EXERCISE INSTRUCTIONS: Within the data below, count every line that includes "Audio" and report the total alone.
________________________________________
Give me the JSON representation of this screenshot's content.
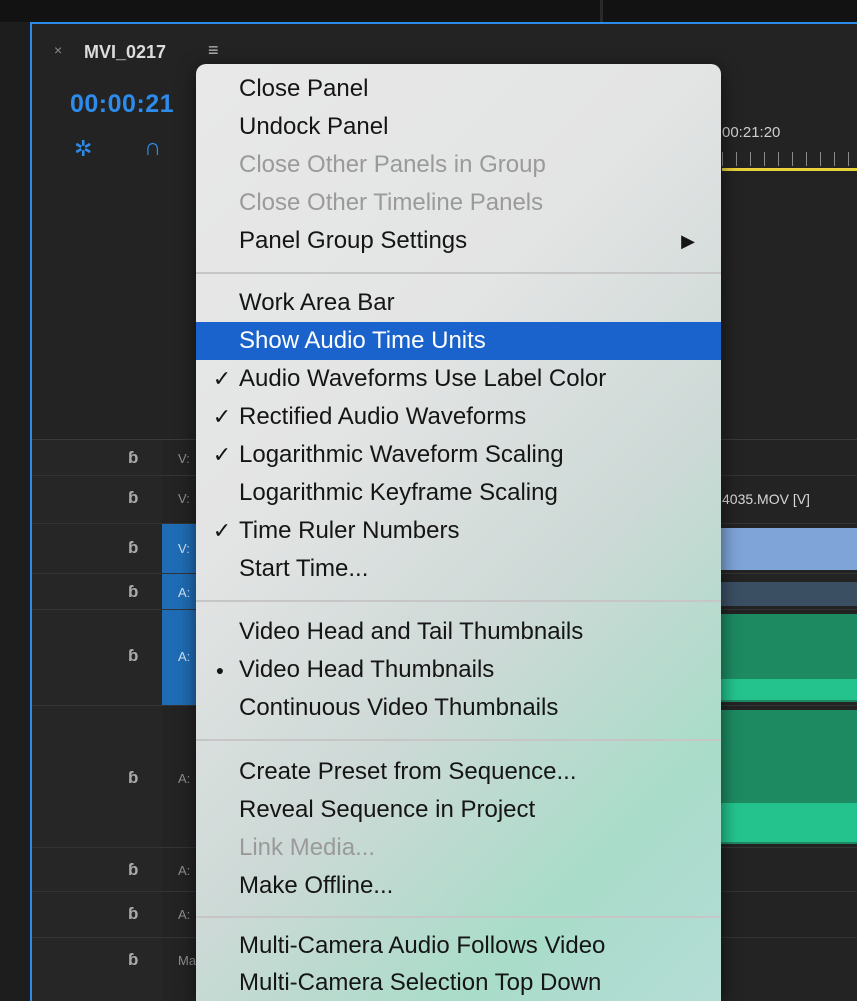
{
  "panel": {
    "close_glyph": "×",
    "tab_title": "MVI_0217",
    "menu_glyph": "≡",
    "timecode": "00:00:21",
    "ruler_time": "00:21:20",
    "snap_icon": "✲",
    "magnet_icon": "∩",
    "lock_icon": "🔓",
    "accent_color": "#2d8ceb",
    "playhead_color": "#e8d23c"
  },
  "tracks": [
    {
      "name": "V:",
      "lock": "ɓ"
    },
    {
      "name": "V:",
      "lock": "ɓ"
    },
    {
      "name": "V:",
      "lock": "ɓ"
    },
    {
      "name": "A:",
      "lock": "ɓ"
    },
    {
      "name": "A:",
      "lock": "ɓ"
    },
    {
      "name": "A:",
      "lock": "ɓ"
    },
    {
      "name": "A:",
      "lock": "ɓ"
    },
    {
      "name": "A:",
      "lock": "ɓ"
    },
    {
      "name": "Ma",
      "lock": "ɓ"
    }
  ],
  "clip": {
    "label": "4035.MOV [V]"
  },
  "menu": {
    "highlight_color": "#1a63cc",
    "check_glyph": "✓",
    "dot_glyph": "●",
    "submenu_arrow": "▶",
    "items": [
      {
        "label": "Close Panel",
        "state": "enabled",
        "mark": ""
      },
      {
        "label": "Undock Panel",
        "state": "enabled",
        "mark": ""
      },
      {
        "label": "Close Other Panels in Group",
        "state": "disabled",
        "mark": ""
      },
      {
        "label": "Close Other Timeline Panels",
        "state": "disabled",
        "mark": ""
      },
      {
        "label": "Panel Group Settings",
        "state": "enabled",
        "mark": "",
        "submenu": true
      },
      {
        "label": "Work Area Bar",
        "state": "enabled",
        "mark": ""
      },
      {
        "label": "Show Audio Time Units",
        "state": "highlighted",
        "mark": ""
      },
      {
        "label": "Audio Waveforms Use Label Color",
        "state": "enabled",
        "mark": "check"
      },
      {
        "label": "Rectified Audio Waveforms",
        "state": "enabled",
        "mark": "check"
      },
      {
        "label": "Logarithmic Waveform Scaling",
        "state": "enabled",
        "mark": "check"
      },
      {
        "label": "Logarithmic Keyframe Scaling",
        "state": "enabled",
        "mark": ""
      },
      {
        "label": "Time Ruler Numbers",
        "state": "enabled",
        "mark": "check"
      },
      {
        "label": "Start Time...",
        "state": "enabled",
        "mark": ""
      },
      {
        "label": "Video Head and Tail Thumbnails",
        "state": "enabled",
        "mark": ""
      },
      {
        "label": "Video Head Thumbnails",
        "state": "enabled",
        "mark": "dot"
      },
      {
        "label": "Continuous Video Thumbnails",
        "state": "enabled",
        "mark": ""
      },
      {
        "label": "Create Preset from Sequence...",
        "state": "enabled",
        "mark": ""
      },
      {
        "label": "Reveal Sequence in Project",
        "state": "enabled",
        "mark": ""
      },
      {
        "label": "Link Media...",
        "state": "disabled",
        "mark": ""
      },
      {
        "label": "Make Offline...",
        "state": "enabled",
        "mark": ""
      },
      {
        "label": "Multi-Camera Audio Follows Video",
        "state": "enabled",
        "mark": ""
      },
      {
        "label": "Multi-Camera Selection Top Down",
        "state": "enabled",
        "mark": ""
      }
    ]
  }
}
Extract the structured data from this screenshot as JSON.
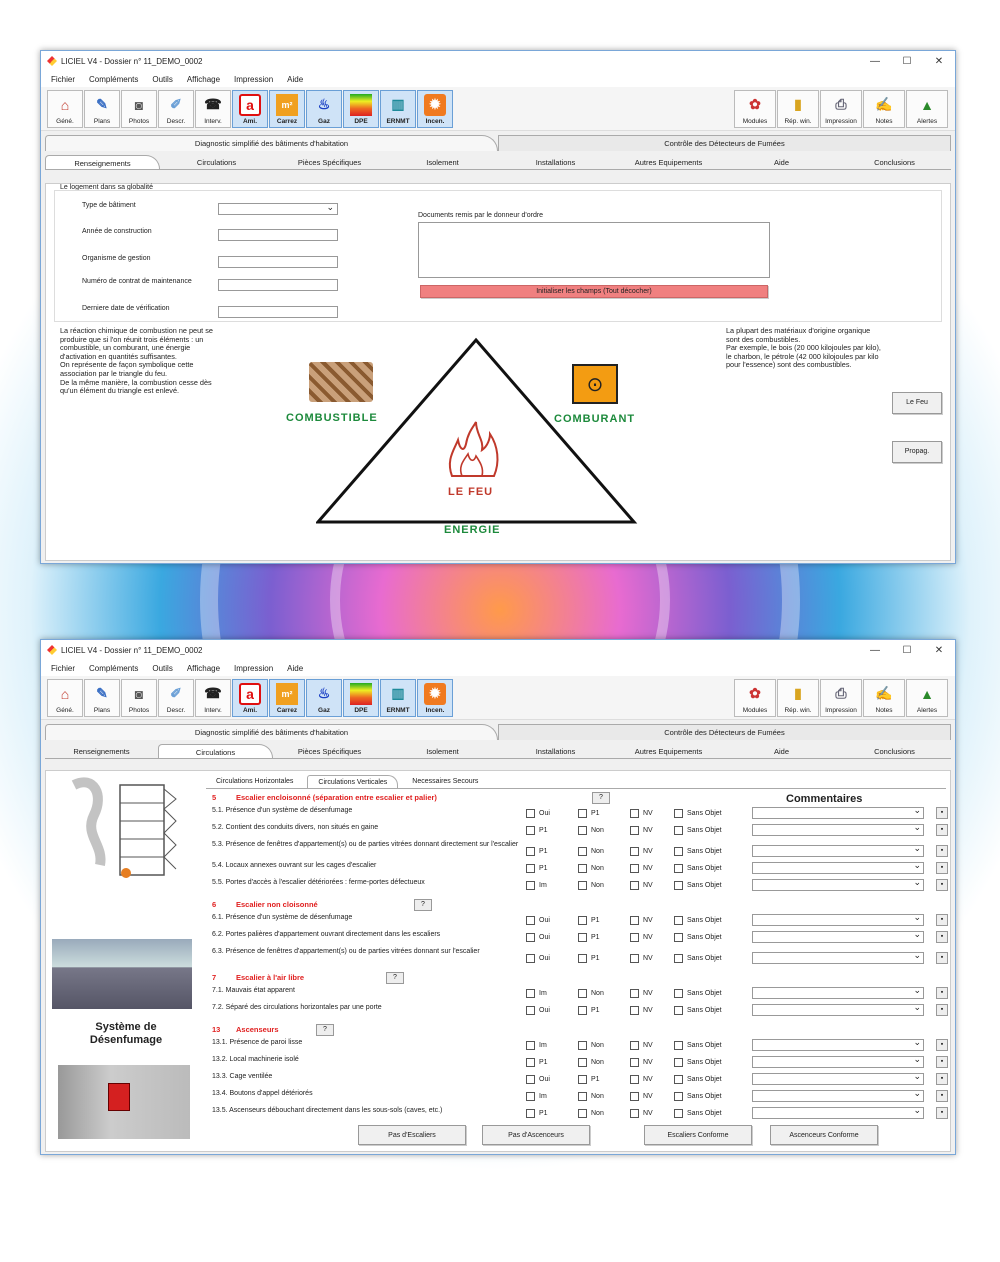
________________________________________
SOLUTION TO THIS TASK: 4